Robert Mangold's "Four Color Frame Painting #4," 1984. Acrylic and black pencil on canvas; 10 x 7 feet. Collection the Nelson-Atkins Museum of Art. Purchase: acquired through the generosity of the William T. Kemper Foundation---Commerce Bank, Trustee, 2001.14.A-D.
Sarah Sze's "360 (Portable Planetarium)," 2010. Mixed media, wood, paper, string, jeans, rocks; 162 x 136 x 185 inches. Tanya Bonakdar Gallery, New York. Collection National Gallery of Canada, Ottawa. Photo: Tom Powel.
Rackstraw Downes' "Demolition and Excavation on the Site of the Equitable Life Assurance Society's New Tower at 7th Avenue and 52nd Street," 1983. Oil on canvas; 32 x 36 inches. Collection AXA Equitable, New York. Photo: Zindman/Fremont.
Spanning the globe from Nigeria to New York City, from Beijing to Brazil, the programs reveal the artists at work and speaking in their own words as they demonstrate the power of art to alter perception, challenge convention, and change how we see the world around us.
"Balance" - In what ways can art convey equilibrium or disequilibrium? What is reality? How do artists perceive and express it? The artists in this episode, Rackstraw Downes, Robert Mangold and Sarah Sze, create ordered and precise works that explore the gap between art and existence, challenge the distinction between seeing and knowing and demonstrate that the pursuit of harmony can be a radical proposition.
Over the past decade, Art21 has established itself as the preeminent chronicler of contemporary art and artists through its Peabody Award-winning biennial television series, ART IN THE TWENTY-FIRST CENTURY.
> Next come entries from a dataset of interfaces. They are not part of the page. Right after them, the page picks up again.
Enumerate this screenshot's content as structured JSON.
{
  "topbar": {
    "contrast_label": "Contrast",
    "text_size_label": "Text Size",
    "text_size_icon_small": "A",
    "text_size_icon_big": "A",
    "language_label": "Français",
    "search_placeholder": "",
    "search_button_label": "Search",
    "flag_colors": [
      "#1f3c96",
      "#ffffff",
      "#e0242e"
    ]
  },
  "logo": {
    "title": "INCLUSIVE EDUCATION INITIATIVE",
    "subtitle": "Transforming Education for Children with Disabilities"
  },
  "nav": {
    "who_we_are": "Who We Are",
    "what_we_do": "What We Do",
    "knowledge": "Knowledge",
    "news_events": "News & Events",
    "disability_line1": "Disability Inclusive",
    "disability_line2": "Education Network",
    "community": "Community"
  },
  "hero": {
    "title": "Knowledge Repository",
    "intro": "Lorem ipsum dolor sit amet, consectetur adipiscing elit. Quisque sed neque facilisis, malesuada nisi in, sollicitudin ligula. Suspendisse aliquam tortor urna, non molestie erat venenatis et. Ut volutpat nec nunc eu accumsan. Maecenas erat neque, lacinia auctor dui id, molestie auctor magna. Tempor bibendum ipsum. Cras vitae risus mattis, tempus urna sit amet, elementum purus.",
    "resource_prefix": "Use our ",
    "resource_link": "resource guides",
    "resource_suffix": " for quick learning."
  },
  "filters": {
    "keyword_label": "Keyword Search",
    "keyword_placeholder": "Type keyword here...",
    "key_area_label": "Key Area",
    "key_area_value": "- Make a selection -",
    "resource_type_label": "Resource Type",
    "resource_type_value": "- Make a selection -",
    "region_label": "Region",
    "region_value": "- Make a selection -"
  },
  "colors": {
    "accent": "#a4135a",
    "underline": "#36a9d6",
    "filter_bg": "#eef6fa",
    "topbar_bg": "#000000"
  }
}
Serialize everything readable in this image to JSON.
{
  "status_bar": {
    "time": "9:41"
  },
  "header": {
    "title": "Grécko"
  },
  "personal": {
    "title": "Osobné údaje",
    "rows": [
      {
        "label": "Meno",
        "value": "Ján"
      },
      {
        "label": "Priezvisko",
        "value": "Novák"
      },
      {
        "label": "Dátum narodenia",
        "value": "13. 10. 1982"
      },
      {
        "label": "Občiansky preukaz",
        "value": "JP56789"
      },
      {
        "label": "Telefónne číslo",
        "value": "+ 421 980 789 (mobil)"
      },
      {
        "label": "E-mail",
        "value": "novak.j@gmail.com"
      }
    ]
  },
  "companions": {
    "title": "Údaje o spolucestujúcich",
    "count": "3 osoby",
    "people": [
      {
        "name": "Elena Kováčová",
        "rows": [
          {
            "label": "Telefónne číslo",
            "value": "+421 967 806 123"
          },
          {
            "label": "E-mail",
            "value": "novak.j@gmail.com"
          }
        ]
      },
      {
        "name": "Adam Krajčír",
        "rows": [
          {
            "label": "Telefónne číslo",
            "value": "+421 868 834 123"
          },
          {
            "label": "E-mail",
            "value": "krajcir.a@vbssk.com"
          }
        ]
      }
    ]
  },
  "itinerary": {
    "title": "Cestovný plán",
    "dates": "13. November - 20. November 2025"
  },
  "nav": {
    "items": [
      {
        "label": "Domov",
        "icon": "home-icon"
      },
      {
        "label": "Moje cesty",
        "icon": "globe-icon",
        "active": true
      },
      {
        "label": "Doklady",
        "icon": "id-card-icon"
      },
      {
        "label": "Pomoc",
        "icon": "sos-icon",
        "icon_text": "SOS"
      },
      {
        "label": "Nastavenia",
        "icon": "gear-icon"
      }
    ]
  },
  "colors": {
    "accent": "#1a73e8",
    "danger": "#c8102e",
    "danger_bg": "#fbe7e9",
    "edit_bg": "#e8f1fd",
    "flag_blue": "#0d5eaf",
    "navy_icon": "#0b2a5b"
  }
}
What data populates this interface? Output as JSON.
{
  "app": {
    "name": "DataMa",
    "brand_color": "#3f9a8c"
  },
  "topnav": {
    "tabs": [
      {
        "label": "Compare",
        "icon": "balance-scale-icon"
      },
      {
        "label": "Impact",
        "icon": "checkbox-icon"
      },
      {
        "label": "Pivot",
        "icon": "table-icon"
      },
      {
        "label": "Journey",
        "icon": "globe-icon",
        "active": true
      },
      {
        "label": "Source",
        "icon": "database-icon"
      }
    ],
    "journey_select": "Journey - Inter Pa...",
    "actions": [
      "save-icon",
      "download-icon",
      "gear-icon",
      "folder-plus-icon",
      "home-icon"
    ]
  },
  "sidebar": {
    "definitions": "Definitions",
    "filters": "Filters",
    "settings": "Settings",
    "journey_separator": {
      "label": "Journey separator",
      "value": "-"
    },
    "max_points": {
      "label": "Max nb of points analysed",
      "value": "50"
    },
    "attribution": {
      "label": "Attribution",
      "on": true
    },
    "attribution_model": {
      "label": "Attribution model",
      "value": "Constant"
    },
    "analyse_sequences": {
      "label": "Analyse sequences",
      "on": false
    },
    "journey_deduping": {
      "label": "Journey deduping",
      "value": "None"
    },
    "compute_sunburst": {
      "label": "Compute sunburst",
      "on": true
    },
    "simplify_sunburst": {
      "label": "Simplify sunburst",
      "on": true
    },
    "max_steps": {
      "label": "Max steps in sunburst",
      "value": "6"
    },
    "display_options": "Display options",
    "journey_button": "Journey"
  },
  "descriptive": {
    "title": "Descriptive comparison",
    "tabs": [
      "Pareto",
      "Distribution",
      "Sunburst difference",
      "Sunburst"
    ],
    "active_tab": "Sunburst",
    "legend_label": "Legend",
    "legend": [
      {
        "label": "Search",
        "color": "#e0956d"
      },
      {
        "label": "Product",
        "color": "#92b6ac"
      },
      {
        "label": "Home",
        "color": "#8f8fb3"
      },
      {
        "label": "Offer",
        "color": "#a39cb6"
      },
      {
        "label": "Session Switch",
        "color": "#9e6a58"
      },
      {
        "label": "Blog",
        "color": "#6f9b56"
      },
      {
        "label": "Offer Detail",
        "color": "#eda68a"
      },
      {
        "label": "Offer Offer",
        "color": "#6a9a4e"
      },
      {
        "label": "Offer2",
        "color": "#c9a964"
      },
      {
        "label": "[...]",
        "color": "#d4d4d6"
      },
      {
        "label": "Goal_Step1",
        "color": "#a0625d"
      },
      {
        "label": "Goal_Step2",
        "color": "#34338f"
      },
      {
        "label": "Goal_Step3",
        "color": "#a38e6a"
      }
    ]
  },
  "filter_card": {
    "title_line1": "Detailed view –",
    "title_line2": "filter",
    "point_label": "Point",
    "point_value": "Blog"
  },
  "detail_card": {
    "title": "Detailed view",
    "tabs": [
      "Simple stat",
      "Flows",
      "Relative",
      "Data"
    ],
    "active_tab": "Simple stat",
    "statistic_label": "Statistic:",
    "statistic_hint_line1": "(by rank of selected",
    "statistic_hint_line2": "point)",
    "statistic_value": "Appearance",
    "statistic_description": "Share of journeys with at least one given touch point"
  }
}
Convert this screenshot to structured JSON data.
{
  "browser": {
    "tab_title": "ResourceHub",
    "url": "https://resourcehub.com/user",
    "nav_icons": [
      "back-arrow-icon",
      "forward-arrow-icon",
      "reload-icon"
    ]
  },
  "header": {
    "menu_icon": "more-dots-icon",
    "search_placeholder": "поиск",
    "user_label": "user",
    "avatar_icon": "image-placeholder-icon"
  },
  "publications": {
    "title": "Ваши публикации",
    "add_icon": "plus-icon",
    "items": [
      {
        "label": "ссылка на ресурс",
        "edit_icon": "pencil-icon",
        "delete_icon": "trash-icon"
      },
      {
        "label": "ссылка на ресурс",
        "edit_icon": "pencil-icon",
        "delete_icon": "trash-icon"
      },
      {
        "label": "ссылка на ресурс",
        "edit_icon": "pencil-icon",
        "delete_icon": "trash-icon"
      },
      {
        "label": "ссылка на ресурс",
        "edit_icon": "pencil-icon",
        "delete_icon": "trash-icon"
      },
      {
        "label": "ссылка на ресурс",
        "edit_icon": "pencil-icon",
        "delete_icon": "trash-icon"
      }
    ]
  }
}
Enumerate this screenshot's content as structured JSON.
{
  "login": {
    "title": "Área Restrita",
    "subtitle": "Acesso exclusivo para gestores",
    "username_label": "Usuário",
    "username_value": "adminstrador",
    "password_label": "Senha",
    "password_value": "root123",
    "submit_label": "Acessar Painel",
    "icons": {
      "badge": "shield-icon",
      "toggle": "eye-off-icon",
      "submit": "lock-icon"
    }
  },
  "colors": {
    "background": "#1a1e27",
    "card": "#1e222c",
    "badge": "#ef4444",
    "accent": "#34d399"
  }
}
Art21 is a nonprofit dedicated to engaging audiences with contemporary visual art, inspiring creative thinking, and educating a new generation about artists working today. Learn more about the organization and its initiatives at art21.org.
The artists in this episode, Rackstraw Downes, Robert Mangold and Sarah Sze, create ordered and precise works that explore the gap between art and existence, challenge the distinction between seeing and knowing and demonstrate that the pursuit of harmony can be a radical proposition.